● Description of the task
Give back every line of the material exactly. Skip the pictures.
** The data follows **
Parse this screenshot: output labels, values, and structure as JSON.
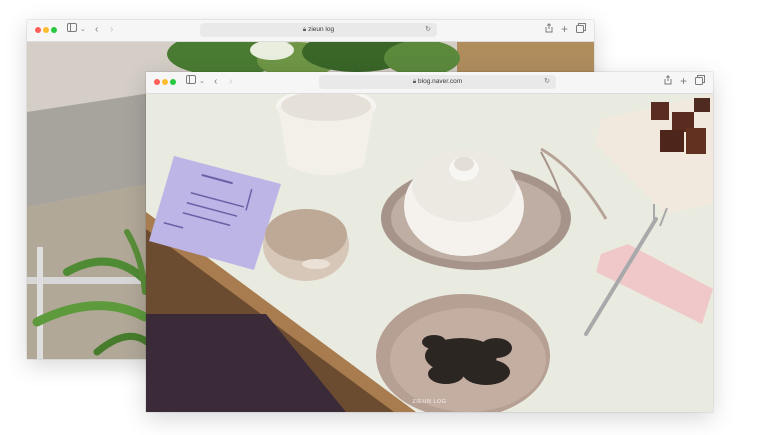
{
  "windows": [
    {
      "id": "back",
      "url": "zieun log",
      "photo_subject": "plants"
    },
    {
      "id": "front",
      "url": "blog.naver.com",
      "photo_subject": "tea set on table",
      "watermark": "ZIEUN LOG"
    }
  ],
  "icons": {
    "lock": "lock-icon",
    "reload": "reload-icon",
    "sidebar": "sidebar-icon",
    "chevron": "chevron-down-icon",
    "back": "back-arrow-icon",
    "forward": "forward-arrow-icon",
    "share": "share-icon",
    "new_tab": "plus-icon",
    "tabs": "tab-overview-icon"
  },
  "colors": {
    "red": "#ff5f57",
    "yellow": "#febc2e",
    "green": "#28c840",
    "toolbar": "#f6f6f6",
    "url_bar": "#e9e9e9"
  }
}
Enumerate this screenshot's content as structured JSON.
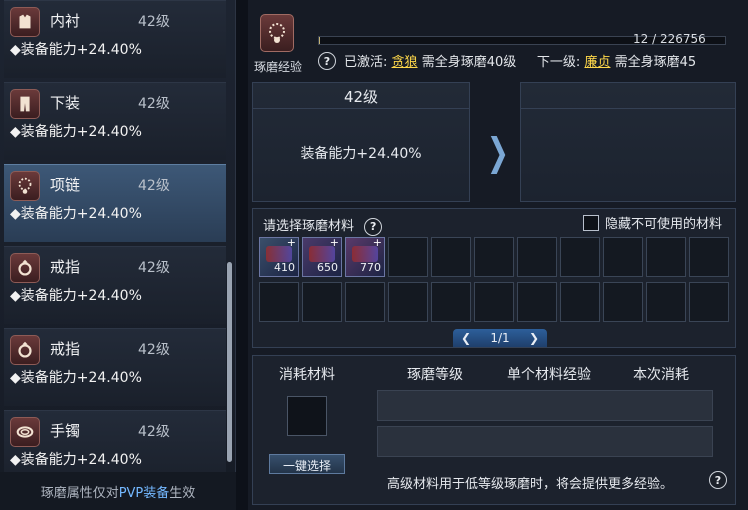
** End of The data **
● Problem solution
Parse this screenshot: output labels, values, and structure as JSON.
{
  "windows": [
    {
      "id": "back",
      "url": "zieun log",
      "photo_subject": "plants"
    },
    {
      "id": "front",
      "url": "blog.naver.com",
      "photo_subject": "tea set on table",
      "watermark": "ZIEUN LOG"
    }
  ],
  "icons": {
    "lock": "lock-icon",
    "reload": "reload-icon",
    "sidebar": "sidebar-icon",
    "chevron": "chevron-down-icon",
    "back": "back-arrow-icon",
    "forward": "forward-arrow-icon",
    "share": "share-icon",
    "new_tab": "plus-icon",
    "tabs": "tab-overview-icon"
  },
  "colors": {
    "red": "#ff5f57",
    "yellow": "#febc2e",
    "green": "#28c840",
    "toolbar": "#f6f6f6",
    "url_bar": "#e9e9e9"
  }
}
Enumerate this screenshot's content as structured JSON.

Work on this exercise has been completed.